Contrary to what Google will tell you, I have been blogging for several year, right here. Look for Churchstuff-moreorless. life was a hell of a lot easier when you could talk to someone to get help. Now, you can't do it on the telephone, you can't do it on the internet. Life was easier and made more sense because people actually cared. Now they will screw you as quickly as they will help you. Unfuck the world.

Thursday, November 26, 2009

Nun Danket Alle Gott

Martin Rinkart was a German Lutheran pastor during the Thirty Years War, a time marked not only by violent warfare but also famine and pestilence. As the only clergyperson to remain in his town of Eilenberg (one of the others had fled for their own safety and Rinkart buried the other two), it was his responsibility to bury the dead, and bury them he did. Sometimes, like in 1637, 40-50 funerals in one day. Fr. Martin conducted almost 4500 funerals, including that of his wife who died in May of that year.

In a time of unspeakable horror and devastation, Fr. Martin was able to sit down and write a prayer which endures to this very day, a favorite of many Lutherans around the world:

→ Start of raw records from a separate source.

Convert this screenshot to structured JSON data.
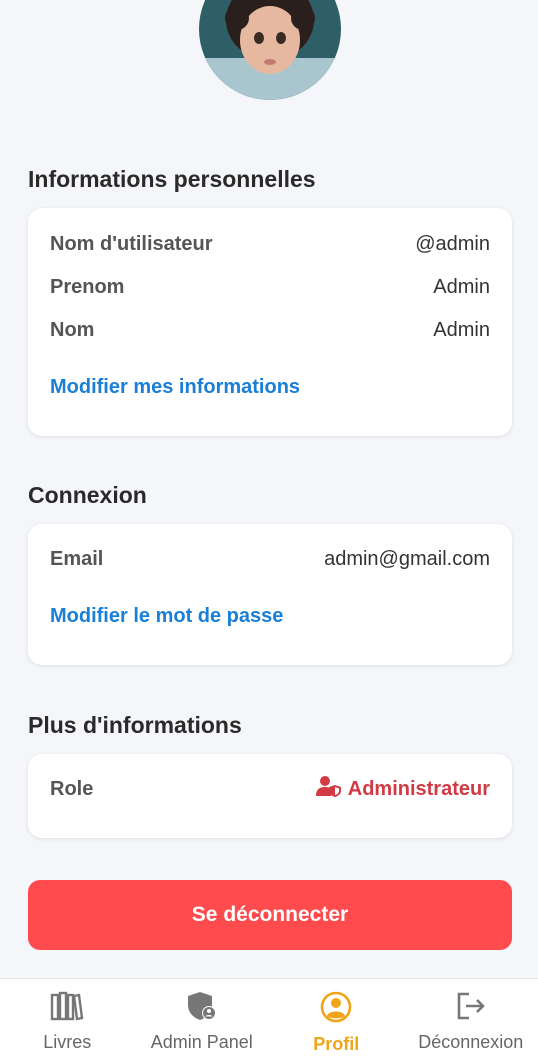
{
  "sections": {
    "personal": {
      "title": "Informations personnelles",
      "rows": [
        {
          "label": "Nom d'utilisateur",
          "value": "@admin"
        },
        {
          "label": "Prenom",
          "value": "Admin"
        },
        {
          "label": "Nom",
          "value": "Admin"
        }
      ],
      "edit_link": "Modifier mes informations"
    },
    "connexion": {
      "title": "Connexion",
      "rows": [
        {
          "label": "Email",
          "value": "admin@gmail.com"
        }
      ],
      "edit_link": "Modifier le mot de passe"
    },
    "more": {
      "title": "Plus d'informations",
      "role_label": "Role",
      "role_value": "Administrateur",
      "role_icon": "user-shield-icon",
      "role_color": "#d23a44"
    }
  },
  "logout_button": "Se déconnecter",
  "nav": {
    "items": [
      {
        "label": "Livres",
        "icon": "books-icon",
        "active": false
      },
      {
        "label": "Admin Panel",
        "icon": "shield-user-icon",
        "active": false
      },
      {
        "label": "Profil",
        "icon": "profile-icon",
        "active": true
      },
      {
        "label": "Déconnexion",
        "icon": "logout-icon",
        "active": false
      }
    ],
    "active_color": "#f0a417"
  },
  "colors": {
    "link": "#1a7fd6",
    "logout_bg": "#ff4b4e",
    "background": "#f4f6f9"
  }
}
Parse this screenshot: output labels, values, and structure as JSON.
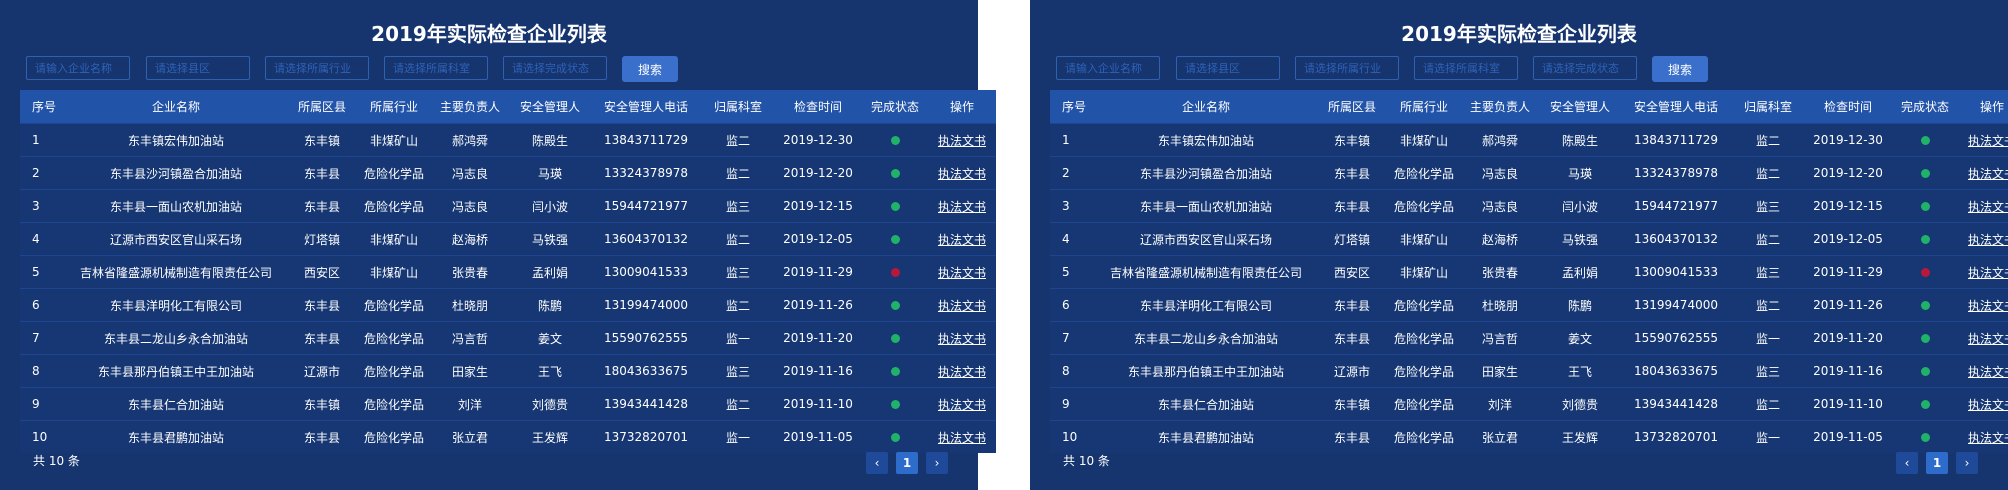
{
  "title": "2019年实际检查企业列表",
  "filters": {
    "company_placeholder": "请输入企业名称",
    "district_placeholder": "请选择县区",
    "industry_placeholder": "请选择所属行业",
    "office_placeholder": "请选择所属科室",
    "status_placeholder": "请选择完成状态",
    "search_label": "搜索"
  },
  "columns": [
    "序号",
    "企业名称",
    "所属区县",
    "所属行业",
    "主要负责人",
    "安全管理人",
    "安全管理人电话",
    "归属科室",
    "检查时间",
    "完成状态",
    "操作"
  ],
  "rows": [
    {
      "no": "1",
      "name": "东丰镇宏伟加油站",
      "district": "东丰镇",
      "industry": "非煤矿山",
      "principal": "郝鸿舜",
      "safety": "陈殿生",
      "phone": "13843711729",
      "office": "监二",
      "date": "2019-12-30",
      "status": "complete",
      "action": "执法文书"
    },
    {
      "no": "2",
      "name": "东丰县沙河镇盈合加油站",
      "district": "东丰县",
      "industry": "危险化学品",
      "principal": "冯志良",
      "safety": "马瑛",
      "phone": "13324378978",
      "office": "监二",
      "date": "2019-12-20",
      "status": "complete",
      "action": "执法文书"
    },
    {
      "no": "3",
      "name": "东丰县一面山农机加油站",
      "district": "东丰县",
      "industry": "危险化学品",
      "principal": "冯志良",
      "safety": "闫小波",
      "phone": "15944721977",
      "office": "监三",
      "date": "2019-12-15",
      "status": "complete",
      "action": "执法文书"
    },
    {
      "no": "4",
      "name": "辽源市西安区官山采石场",
      "district": "灯塔镇",
      "industry": "非煤矿山",
      "principal": "赵海桥",
      "safety": "马铁强",
      "phone": "13604370132",
      "office": "监二",
      "date": "2019-12-05",
      "status": "complete",
      "action": "执法文书"
    },
    {
      "no": "5",
      "name": "吉林省隆盛源机械制造有限责任公司",
      "district": "西安区",
      "industry": "非煤矿山",
      "principal": "张贵春",
      "safety": "孟利娟",
      "phone": "13009041533",
      "office": "监三",
      "date": "2019-11-29",
      "status": "incomplete",
      "action": "执法文书"
    },
    {
      "no": "6",
      "name": "东丰县洋明化工有限公司",
      "district": "东丰县",
      "industry": "危险化学品",
      "principal": "杜晓朋",
      "safety": "陈鹏",
      "phone": "13199474000",
      "office": "监二",
      "date": "2019-11-26",
      "status": "complete",
      "action": "执法文书"
    },
    {
      "no": "7",
      "name": "东丰县二龙山乡永合加油站",
      "district": "东丰县",
      "industry": "危险化学品",
      "principal": "冯言哲",
      "safety": "姜文",
      "phone": "15590762555",
      "office": "监一",
      "date": "2019-11-20",
      "status": "complete",
      "action": "执法文书"
    },
    {
      "no": "8",
      "name": "东丰县那丹伯镇王中王加油站",
      "district": "辽源市",
      "industry": "危险化学品",
      "principal": "田家生",
      "safety": "王飞",
      "phone": "18043633675",
      "office": "监三",
      "date": "2019-11-16",
      "status": "complete",
      "action": "执法文书"
    },
    {
      "no": "9",
      "name": "东丰县仁合加油站",
      "district": "东丰镇",
      "industry": "危险化学品",
      "principal": "刘洋",
      "safety": "刘德贵",
      "phone": "13943441428",
      "office": "监二",
      "date": "2019-11-10",
      "status": "complete",
      "action": "执法文书"
    },
    {
      "no": "10",
      "name": "东丰县君鹏加油站",
      "district": "东丰县",
      "industry": "危险化学品",
      "principal": "张立君",
      "safety": "王发辉",
      "phone": "13732820701",
      "office": "监一",
      "date": "2019-11-05",
      "status": "complete",
      "action": "执法文书"
    }
  ],
  "status_colors": {
    "complete": "#21b26a",
    "incomplete": "#b8183a"
  },
  "footer": {
    "total": "共 10 条"
  },
  "pagination": {
    "prev": "‹",
    "current": "1",
    "next": "›"
  }
}
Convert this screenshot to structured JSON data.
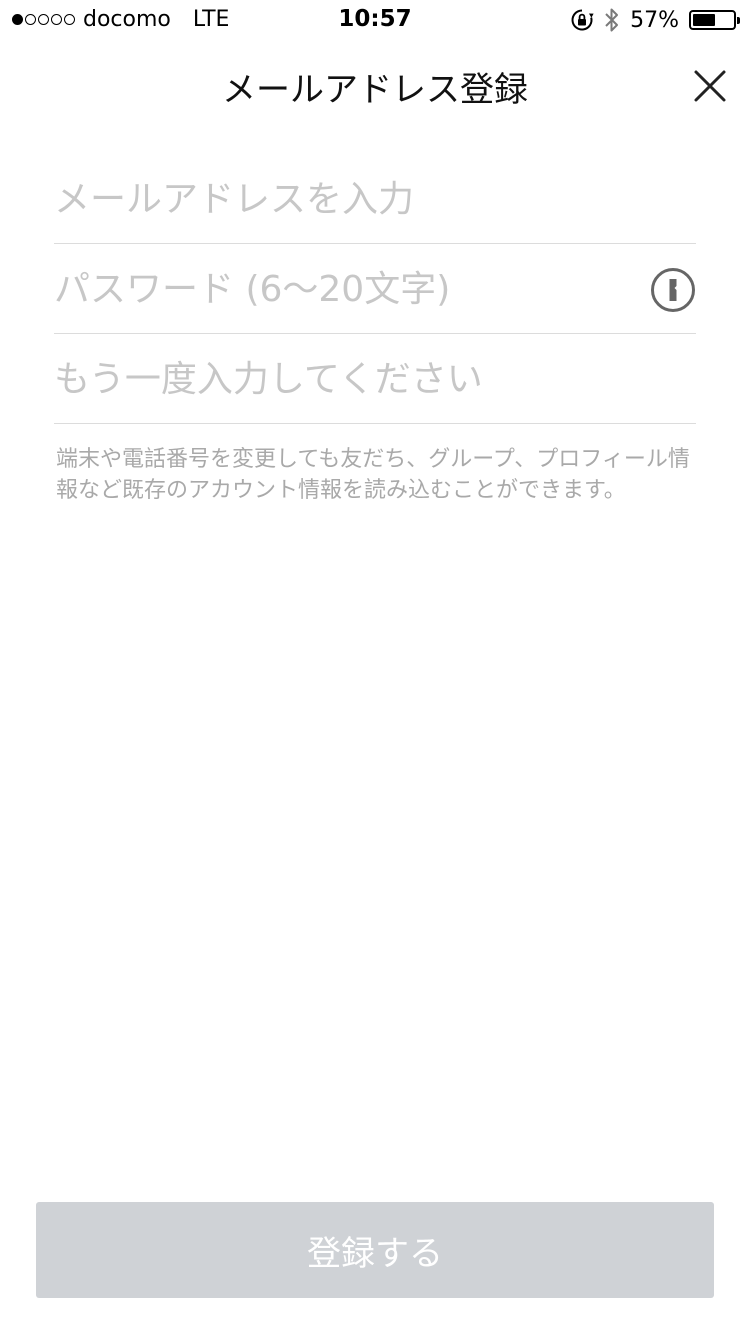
{
  "status_bar": {
    "carrier": "docomo",
    "network": "LTE",
    "time": "10:57",
    "battery_percent": "57%",
    "battery_level": 0.57,
    "signal_strength": 1,
    "icons": [
      "orientation-lock-icon",
      "bluetooth-icon",
      "battery-icon"
    ]
  },
  "nav": {
    "title": "メールアドレス登録",
    "close_icon": "close-icon"
  },
  "form": {
    "email_placeholder": "メールアドレスを入力",
    "password_placeholder": "パスワード (6〜20文字)",
    "password_confirm_placeholder": "もう一度入力してください",
    "password_manager_icon": "password-manager-key-icon"
  },
  "note": "端末や電話番号を変更しても友だち、グループ、プロフィール情報など既存のアカウント情報を読み込むことができます。",
  "submit_label": "登録する",
  "colors": {
    "placeholder": "#c7c7c7",
    "divider": "#dcdcdc",
    "note_text": "#a9a9a9",
    "button_disabled": "#cfd2d6"
  }
}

Now thank we all our God With hearts and hands and voices;
Who wondrous things hath done, In whom this world rejoices.

Who, from our mother's arms, Hath led us on our way,

With countless gifts of love, And still is ours today.

This day of National Thanksgiving, first recognized as such by Abraham Lincoln during a much similar time, is a day for me to remember significant events in my life that have happened on that day and give thanks. Not for turkey and all the trimmings but for relationships with which God has blessed me, relationships which began on this day in years past.

While we gather together, let us not forget all of those for whom this day will not be one of Thanksgiving but, perhaps, one of mere survival. Let us remember those for whom this is yet another day in a difficult life, a life which could be made better were we to try and make it so. By doing so, might we not be seen as truly thankful for what we have and who we are?